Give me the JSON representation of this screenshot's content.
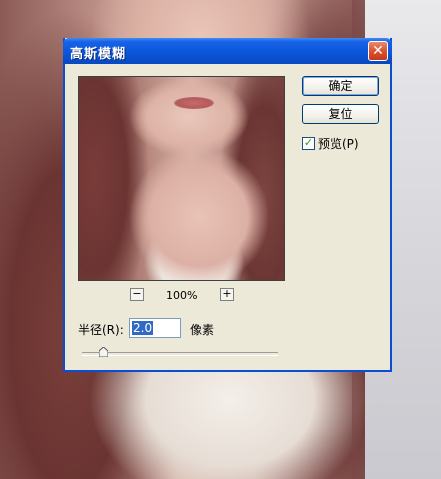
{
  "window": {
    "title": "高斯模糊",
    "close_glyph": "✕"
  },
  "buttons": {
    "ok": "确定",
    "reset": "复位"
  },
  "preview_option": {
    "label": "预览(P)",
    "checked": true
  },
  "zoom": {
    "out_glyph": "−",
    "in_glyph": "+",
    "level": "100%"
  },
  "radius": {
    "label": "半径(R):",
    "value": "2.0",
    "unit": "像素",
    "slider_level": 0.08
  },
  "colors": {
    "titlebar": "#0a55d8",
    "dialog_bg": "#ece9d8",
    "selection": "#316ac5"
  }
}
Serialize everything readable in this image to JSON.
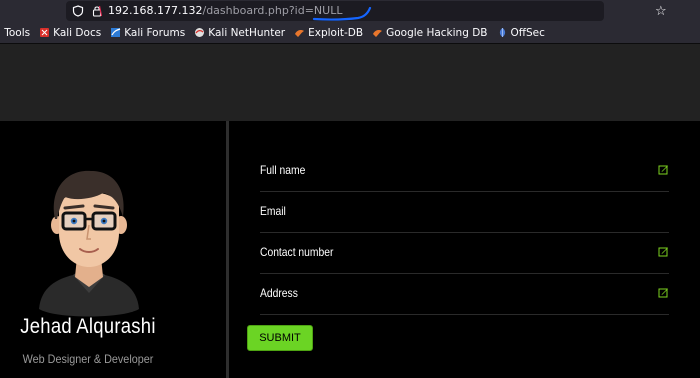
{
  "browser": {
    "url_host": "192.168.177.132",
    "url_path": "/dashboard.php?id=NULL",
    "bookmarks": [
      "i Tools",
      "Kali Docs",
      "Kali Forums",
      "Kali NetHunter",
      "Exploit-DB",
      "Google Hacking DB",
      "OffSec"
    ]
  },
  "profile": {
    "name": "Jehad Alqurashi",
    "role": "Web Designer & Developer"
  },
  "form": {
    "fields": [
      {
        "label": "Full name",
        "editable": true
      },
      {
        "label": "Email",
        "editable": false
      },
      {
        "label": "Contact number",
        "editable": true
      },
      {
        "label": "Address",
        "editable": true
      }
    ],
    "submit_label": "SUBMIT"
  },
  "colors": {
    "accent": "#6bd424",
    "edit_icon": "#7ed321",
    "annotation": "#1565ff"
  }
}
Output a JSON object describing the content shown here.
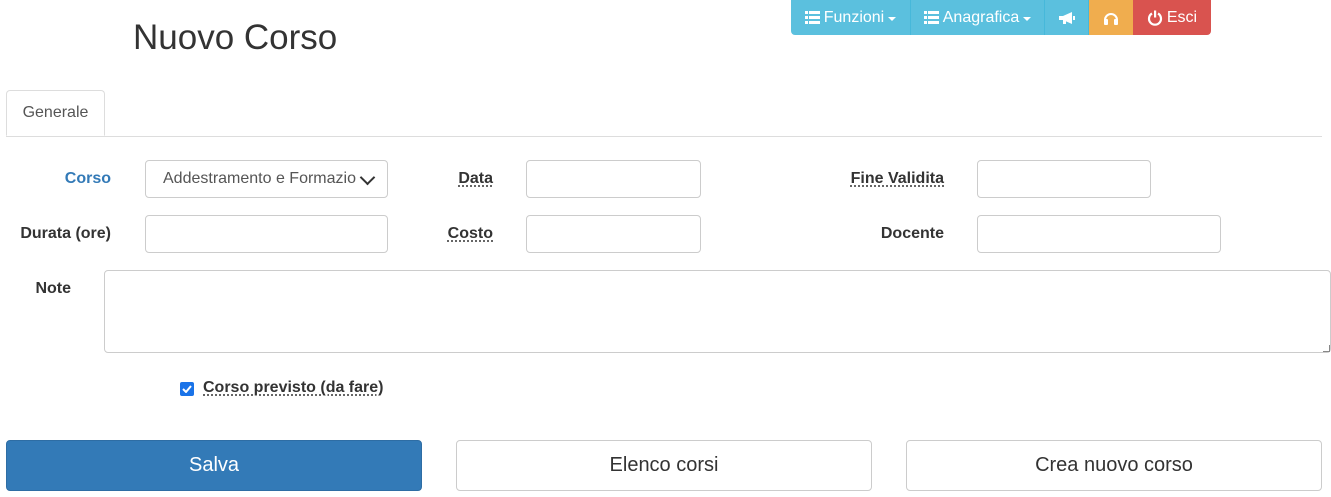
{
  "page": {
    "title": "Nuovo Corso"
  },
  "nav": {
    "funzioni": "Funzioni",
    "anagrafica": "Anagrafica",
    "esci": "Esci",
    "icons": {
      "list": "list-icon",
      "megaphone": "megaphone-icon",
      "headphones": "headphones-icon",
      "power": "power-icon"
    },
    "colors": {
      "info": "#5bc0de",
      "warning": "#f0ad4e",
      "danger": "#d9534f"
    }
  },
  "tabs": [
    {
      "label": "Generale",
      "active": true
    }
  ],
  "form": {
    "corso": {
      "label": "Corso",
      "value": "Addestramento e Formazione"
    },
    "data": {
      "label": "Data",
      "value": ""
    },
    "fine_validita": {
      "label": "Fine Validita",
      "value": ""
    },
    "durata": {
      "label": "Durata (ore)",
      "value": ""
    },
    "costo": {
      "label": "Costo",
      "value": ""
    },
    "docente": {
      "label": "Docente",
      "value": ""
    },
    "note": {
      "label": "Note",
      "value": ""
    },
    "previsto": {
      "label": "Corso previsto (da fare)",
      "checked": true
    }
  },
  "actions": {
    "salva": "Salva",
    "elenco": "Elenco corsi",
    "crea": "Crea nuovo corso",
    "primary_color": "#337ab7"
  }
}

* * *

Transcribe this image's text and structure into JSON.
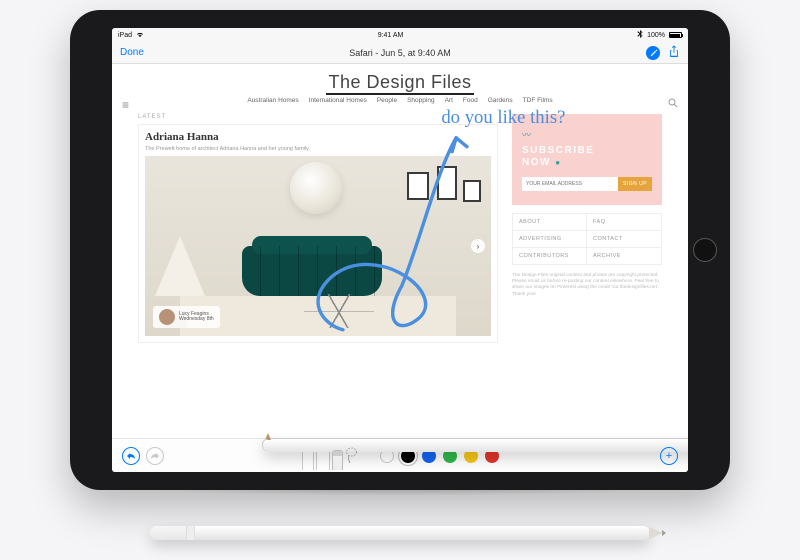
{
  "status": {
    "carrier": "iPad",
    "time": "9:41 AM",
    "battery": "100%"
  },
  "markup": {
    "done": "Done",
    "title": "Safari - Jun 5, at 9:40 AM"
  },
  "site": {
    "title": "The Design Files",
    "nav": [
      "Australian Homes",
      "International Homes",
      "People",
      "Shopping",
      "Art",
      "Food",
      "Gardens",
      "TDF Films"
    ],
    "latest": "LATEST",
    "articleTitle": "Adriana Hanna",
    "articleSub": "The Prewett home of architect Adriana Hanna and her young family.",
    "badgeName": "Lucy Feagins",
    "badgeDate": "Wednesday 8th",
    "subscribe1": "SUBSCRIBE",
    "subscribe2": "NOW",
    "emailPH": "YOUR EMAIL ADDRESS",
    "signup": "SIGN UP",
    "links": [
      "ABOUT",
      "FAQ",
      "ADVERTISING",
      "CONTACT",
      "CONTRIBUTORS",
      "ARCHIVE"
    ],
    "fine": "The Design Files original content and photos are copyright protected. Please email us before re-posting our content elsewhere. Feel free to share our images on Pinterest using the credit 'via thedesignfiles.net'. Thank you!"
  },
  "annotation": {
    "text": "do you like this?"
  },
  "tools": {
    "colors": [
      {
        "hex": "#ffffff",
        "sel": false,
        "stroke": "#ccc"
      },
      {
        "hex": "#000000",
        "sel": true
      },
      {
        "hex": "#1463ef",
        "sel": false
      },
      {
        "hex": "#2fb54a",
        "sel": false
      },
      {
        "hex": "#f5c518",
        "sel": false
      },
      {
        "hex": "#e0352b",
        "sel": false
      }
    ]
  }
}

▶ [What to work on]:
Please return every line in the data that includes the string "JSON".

▶ [Answer to this exercise]:
Give me the JSON representation of this screenshot's content.
Serialize everything readable in this image to JSON.
Output a JSON object describing the content shown here.
Transcribe this image's text and structure into JSON.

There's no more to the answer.